• SUPPLIED INFORMATION:
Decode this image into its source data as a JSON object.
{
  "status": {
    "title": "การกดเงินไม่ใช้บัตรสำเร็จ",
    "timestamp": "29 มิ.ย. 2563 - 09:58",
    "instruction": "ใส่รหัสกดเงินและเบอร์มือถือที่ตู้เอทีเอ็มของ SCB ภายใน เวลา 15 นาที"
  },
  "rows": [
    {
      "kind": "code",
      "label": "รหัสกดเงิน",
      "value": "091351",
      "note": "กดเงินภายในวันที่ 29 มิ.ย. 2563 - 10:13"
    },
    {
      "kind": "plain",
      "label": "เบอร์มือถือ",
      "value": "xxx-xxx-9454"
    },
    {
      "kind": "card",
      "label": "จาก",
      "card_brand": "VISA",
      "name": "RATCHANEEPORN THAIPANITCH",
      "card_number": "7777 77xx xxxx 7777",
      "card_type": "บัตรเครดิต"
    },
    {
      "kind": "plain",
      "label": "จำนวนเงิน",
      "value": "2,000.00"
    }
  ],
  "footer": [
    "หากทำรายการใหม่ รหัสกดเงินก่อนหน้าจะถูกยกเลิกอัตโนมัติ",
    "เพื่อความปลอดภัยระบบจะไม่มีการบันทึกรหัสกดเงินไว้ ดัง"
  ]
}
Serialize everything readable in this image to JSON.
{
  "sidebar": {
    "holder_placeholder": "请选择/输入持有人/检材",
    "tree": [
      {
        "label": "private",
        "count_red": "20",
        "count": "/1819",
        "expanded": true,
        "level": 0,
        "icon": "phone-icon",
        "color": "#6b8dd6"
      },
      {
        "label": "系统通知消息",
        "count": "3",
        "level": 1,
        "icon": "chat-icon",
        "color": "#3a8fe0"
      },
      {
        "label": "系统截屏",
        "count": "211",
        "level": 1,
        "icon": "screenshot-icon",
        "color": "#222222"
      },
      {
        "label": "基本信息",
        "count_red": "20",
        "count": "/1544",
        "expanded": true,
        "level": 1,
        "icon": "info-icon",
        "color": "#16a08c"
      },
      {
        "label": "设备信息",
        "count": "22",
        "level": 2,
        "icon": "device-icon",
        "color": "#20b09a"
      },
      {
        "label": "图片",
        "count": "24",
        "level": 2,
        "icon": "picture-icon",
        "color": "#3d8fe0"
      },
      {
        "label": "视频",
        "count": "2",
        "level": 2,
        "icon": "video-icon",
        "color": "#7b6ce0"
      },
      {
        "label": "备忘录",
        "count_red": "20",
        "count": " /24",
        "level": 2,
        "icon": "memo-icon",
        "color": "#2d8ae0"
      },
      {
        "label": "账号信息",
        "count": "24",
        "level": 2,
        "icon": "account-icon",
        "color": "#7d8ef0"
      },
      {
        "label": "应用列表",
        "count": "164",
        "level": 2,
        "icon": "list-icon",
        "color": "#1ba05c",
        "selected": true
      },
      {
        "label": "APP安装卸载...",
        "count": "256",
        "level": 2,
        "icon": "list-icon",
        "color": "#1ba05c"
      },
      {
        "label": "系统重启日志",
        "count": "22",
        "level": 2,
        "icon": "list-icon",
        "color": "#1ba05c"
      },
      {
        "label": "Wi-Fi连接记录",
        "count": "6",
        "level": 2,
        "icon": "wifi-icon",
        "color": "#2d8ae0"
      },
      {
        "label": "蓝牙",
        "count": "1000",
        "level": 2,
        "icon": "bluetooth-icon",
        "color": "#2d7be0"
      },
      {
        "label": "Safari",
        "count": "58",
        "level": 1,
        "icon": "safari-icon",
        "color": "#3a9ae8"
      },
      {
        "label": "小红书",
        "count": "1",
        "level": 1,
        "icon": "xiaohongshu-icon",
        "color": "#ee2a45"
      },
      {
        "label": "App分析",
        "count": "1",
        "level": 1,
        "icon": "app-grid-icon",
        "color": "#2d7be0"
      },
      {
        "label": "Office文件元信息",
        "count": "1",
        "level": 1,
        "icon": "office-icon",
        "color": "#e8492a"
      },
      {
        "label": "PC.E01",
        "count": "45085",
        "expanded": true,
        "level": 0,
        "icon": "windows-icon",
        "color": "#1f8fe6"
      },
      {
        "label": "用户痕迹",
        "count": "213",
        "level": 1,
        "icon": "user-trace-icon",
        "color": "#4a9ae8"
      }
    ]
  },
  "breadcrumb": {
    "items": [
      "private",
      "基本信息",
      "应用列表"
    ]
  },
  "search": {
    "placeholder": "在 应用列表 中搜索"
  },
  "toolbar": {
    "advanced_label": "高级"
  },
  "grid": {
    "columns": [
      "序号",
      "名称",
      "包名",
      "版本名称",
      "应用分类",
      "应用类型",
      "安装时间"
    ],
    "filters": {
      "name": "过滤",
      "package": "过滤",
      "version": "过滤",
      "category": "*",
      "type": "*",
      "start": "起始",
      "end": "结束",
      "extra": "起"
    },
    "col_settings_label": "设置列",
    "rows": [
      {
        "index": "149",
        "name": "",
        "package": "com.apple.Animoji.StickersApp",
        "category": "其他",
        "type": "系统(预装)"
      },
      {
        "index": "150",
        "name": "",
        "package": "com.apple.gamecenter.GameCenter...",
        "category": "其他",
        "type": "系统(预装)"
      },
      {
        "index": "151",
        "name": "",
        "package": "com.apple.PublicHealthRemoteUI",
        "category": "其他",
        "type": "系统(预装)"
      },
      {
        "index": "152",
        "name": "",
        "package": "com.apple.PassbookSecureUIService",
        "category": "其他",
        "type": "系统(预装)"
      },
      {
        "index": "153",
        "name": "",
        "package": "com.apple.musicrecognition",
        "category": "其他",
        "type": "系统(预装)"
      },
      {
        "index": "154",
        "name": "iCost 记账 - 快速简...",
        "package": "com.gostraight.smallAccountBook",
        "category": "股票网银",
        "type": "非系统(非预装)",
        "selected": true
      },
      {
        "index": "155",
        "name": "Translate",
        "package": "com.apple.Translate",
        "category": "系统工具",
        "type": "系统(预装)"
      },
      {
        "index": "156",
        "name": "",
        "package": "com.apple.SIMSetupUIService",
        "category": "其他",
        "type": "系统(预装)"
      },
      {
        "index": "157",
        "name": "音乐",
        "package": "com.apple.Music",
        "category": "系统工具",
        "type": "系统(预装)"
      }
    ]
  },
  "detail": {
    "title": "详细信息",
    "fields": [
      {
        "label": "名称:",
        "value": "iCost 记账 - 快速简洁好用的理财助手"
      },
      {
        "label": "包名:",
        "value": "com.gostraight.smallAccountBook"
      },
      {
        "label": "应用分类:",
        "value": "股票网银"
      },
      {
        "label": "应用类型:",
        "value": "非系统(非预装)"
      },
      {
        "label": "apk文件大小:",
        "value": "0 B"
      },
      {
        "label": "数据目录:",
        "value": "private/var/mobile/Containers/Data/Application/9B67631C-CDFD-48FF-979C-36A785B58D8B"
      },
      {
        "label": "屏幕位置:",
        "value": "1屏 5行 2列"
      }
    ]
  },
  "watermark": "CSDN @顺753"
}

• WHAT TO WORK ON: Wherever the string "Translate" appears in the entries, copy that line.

• OUTPUT:
        "name": "Translate",
        "package": "com.apple.Translate",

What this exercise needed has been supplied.